EXERCISE AIM: State how many lines of the records include the word "arrow"; the reply is that number alone.

DATASET:
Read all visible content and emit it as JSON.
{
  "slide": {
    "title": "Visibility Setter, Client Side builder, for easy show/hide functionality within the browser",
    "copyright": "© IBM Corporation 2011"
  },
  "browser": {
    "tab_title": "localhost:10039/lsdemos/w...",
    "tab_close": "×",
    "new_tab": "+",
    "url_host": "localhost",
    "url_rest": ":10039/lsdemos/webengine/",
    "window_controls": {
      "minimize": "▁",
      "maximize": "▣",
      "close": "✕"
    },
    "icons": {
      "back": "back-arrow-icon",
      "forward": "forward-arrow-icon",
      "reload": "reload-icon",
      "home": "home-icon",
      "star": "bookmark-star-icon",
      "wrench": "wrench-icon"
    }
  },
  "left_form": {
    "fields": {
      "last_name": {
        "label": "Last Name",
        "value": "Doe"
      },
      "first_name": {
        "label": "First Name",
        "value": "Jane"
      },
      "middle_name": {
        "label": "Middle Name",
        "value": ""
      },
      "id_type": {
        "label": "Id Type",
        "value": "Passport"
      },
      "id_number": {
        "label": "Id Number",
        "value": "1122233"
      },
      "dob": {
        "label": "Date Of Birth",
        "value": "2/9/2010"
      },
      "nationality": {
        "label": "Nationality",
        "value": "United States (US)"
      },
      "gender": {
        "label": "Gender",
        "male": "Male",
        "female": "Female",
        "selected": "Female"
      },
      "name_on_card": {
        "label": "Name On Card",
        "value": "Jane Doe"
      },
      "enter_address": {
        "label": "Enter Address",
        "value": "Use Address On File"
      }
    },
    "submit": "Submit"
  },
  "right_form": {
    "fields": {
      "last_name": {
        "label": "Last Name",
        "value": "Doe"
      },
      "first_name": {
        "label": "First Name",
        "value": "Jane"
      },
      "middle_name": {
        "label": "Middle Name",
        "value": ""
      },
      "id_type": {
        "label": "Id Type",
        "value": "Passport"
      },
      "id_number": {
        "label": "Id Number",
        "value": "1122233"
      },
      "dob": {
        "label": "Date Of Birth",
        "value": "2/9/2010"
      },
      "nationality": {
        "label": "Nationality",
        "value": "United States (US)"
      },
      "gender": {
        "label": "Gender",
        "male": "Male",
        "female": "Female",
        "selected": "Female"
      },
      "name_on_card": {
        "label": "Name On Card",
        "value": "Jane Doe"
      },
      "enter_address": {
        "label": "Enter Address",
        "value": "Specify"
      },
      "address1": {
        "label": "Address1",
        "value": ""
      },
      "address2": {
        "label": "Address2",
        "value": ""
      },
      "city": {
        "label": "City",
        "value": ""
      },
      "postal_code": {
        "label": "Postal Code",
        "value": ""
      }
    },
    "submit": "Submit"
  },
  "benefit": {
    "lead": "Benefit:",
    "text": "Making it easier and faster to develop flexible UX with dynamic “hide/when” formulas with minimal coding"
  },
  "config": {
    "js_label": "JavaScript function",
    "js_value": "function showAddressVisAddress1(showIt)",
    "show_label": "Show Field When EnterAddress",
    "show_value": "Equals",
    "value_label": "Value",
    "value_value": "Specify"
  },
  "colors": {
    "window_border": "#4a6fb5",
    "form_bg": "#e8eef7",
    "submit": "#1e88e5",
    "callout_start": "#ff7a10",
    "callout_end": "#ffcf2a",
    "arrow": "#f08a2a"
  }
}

TASK SOLUTION: 3